After his run-in with the local TV crews, I was able to introduce myself.

With my job at The Daily Record, I get to meet a lot of elected officials, which is nice for a political junkie.

In the Spirit of George Carlin: Today’s Forecast, Cold

The late George Carlin had a bit about the Hippy Dippy Weatherman. In it, he talked about tonight’s forecast being dark, continued dark overnight and widely scatter light in the morning. Picking up on that bit, today’s forecast? Cold, followed by more cold, with widely scattered cold in the morning.

Dave Mowrer mixing salt with magnesium chloride in pug mill

Dave Mowrer mixing salt with magnesium chloride in pug mill

Today’s (Jan. 7, 2014) edition of The Daily Record is filled with all kinds of weather-related stories. Paul Locher visited Tent City in Wooster this weekend and wrote about how one of the residents there is coping with the weather. Abby Armbruster wrote about organizations, like the Salvation Army, Red Cross and Oasis Recovery Club, offering shelter or a place to get warm. Linda Hall wrote about how the work at the Agricultural Technical Institute continued, including the birth of a new foal.

I wrote about how a number of county offices were closing due to the weather, but I also had a chance to spend some time with Wayne County Engineer Roger Terrill and road Superintendent Ben Saurer. While the engineer’s story, which should appear in Wednesday’s newspaper, focused on the types of materials used on roadways to make them safer and passable, I was fascinated when Saurer and I went out back to see where Dave Mowrer was loading salt into a pug mill in order to mix it with magnesium chloride. The magnesium chloride helps the salt work at lower temperatures, Saurer said.

When you pass the County Engineer’s Office on Old Lincoln Way West, it appears to be a small building, but when you drive toward the back, the building becomes larger and the yard appears to be a city unto itself. There was a lot of activity going on. Trucks coming in to pick up more salt, cinders and grits to cover Wayne County’s roadways, and there were delivery trucks bringing in more salt.

Out back there were piles of stone used in road construction, along with piles of cinders and grit to help improve traction on the roads for drivers.

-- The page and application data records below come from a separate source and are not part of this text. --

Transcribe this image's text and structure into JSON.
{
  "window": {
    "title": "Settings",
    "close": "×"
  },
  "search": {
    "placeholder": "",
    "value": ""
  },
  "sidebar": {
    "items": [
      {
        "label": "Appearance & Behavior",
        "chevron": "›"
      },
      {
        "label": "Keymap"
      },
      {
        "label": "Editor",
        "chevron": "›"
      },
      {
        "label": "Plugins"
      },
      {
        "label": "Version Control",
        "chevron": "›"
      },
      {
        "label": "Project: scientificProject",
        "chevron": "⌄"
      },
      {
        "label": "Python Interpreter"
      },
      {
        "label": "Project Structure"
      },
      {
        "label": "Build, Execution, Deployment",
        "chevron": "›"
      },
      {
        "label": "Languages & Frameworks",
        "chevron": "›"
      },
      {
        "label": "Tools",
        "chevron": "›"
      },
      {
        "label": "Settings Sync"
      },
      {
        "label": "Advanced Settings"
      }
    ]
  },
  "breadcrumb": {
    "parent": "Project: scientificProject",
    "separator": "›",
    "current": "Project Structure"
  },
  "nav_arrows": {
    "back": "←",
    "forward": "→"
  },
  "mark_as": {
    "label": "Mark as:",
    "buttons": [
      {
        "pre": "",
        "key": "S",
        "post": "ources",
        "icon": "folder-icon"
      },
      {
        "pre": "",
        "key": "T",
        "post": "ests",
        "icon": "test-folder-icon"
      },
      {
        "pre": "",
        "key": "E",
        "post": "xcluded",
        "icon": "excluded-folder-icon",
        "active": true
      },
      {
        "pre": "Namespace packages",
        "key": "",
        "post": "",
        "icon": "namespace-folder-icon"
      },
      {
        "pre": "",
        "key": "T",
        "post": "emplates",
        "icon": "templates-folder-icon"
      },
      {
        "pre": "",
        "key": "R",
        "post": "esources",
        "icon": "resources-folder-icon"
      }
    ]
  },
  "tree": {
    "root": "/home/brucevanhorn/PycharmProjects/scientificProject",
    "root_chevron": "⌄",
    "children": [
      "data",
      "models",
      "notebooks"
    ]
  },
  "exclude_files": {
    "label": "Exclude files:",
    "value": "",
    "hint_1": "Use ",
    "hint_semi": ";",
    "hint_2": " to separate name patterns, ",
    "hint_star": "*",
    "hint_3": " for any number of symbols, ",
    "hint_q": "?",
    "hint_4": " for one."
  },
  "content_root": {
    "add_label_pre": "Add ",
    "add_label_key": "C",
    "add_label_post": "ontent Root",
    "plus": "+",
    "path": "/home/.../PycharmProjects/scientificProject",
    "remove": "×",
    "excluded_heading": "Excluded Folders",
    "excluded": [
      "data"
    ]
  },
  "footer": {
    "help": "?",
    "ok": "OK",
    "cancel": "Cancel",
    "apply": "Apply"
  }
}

It was interesting to see everything going on back there, because you would never know it from the road. It takes a lot of people, equipment and materials to keep the roads opened when there is ice and snow.